#### Exercise:
Lines below that include the word "this" should each be copied.

[Records from a data source]
==*==

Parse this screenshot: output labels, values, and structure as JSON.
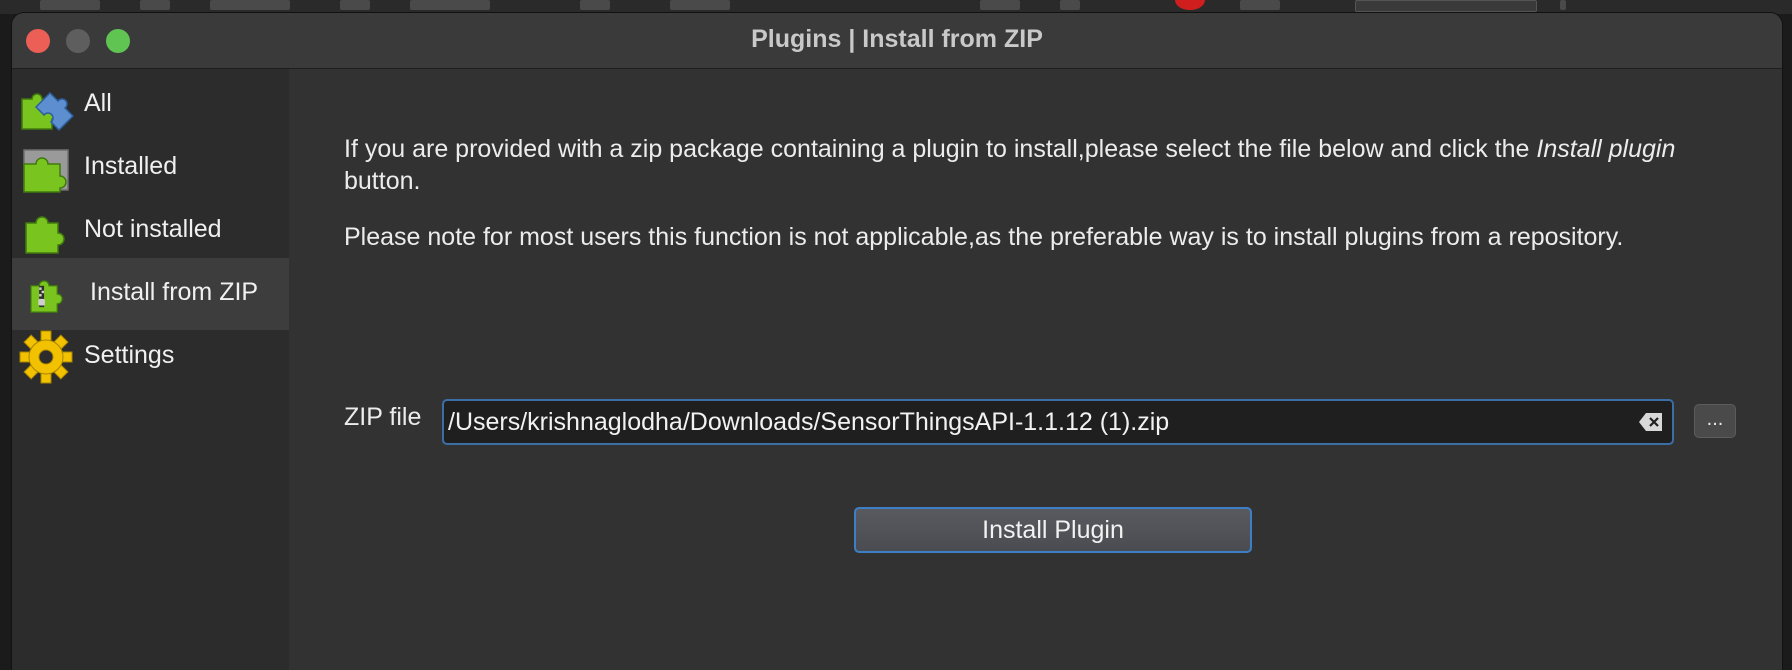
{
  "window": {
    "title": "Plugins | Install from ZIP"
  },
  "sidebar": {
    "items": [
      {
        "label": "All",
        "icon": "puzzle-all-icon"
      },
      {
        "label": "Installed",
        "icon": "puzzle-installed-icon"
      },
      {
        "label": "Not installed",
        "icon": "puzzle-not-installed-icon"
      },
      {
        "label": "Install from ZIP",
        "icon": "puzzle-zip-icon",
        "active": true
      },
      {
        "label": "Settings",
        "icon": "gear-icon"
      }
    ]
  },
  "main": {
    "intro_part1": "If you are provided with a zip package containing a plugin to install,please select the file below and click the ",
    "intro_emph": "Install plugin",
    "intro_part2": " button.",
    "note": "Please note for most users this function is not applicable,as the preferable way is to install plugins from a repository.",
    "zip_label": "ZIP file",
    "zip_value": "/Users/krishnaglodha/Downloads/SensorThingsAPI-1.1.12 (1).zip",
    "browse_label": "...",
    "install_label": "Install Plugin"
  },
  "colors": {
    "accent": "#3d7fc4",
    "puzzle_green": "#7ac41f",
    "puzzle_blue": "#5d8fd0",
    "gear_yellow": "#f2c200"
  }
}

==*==

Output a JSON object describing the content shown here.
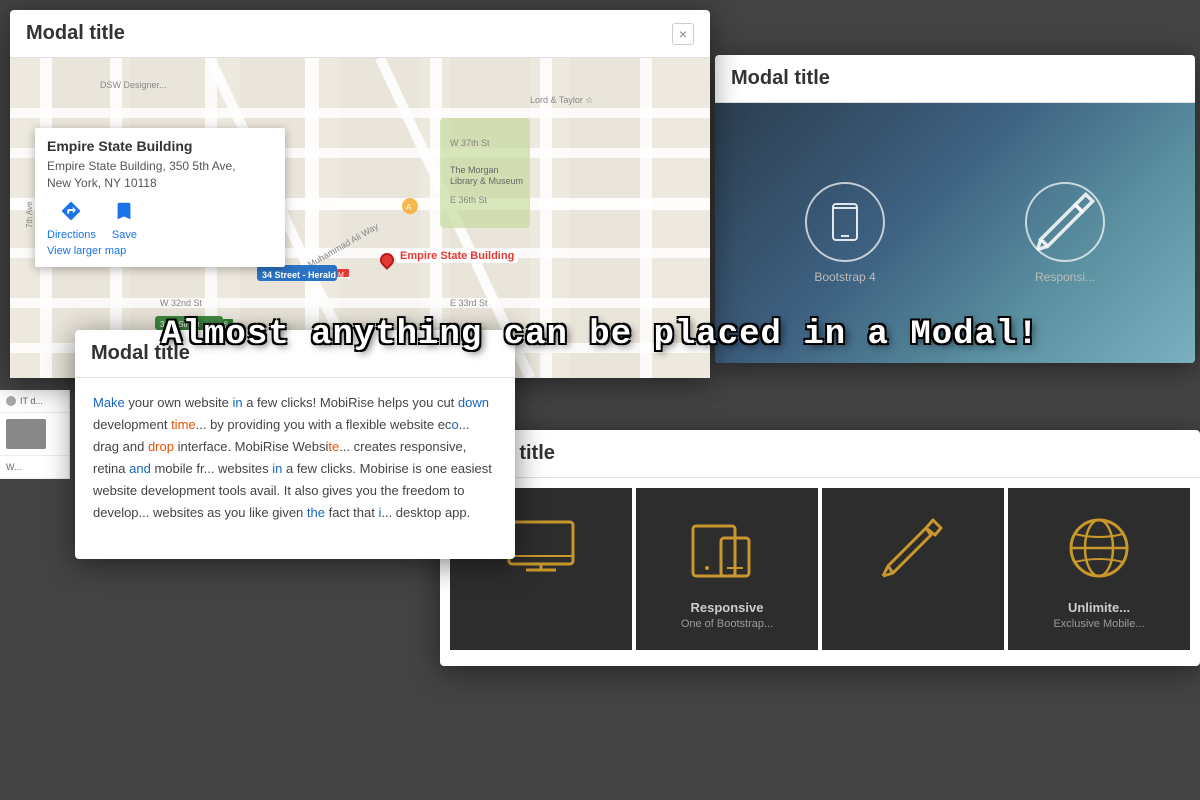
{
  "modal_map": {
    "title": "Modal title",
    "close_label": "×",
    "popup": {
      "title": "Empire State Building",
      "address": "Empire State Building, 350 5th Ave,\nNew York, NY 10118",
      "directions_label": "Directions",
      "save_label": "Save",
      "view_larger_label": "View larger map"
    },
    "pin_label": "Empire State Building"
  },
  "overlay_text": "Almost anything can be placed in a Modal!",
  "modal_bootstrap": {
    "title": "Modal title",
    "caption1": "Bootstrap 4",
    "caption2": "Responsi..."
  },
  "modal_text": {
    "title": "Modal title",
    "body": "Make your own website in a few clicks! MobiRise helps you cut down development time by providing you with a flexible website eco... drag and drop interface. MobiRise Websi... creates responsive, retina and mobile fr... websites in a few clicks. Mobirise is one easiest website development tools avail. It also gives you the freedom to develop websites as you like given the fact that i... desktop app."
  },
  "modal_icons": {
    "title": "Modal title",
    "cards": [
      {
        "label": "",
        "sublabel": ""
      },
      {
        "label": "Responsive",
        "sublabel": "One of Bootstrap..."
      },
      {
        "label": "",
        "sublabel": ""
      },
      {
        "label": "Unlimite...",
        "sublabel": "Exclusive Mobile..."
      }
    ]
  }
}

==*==

#### Result:
Parse this screenshot: output labels, values, and structure as JSON.
    "note": "Please note for most users this function is not applicable,as the preferable way is to install plugins from a repository.",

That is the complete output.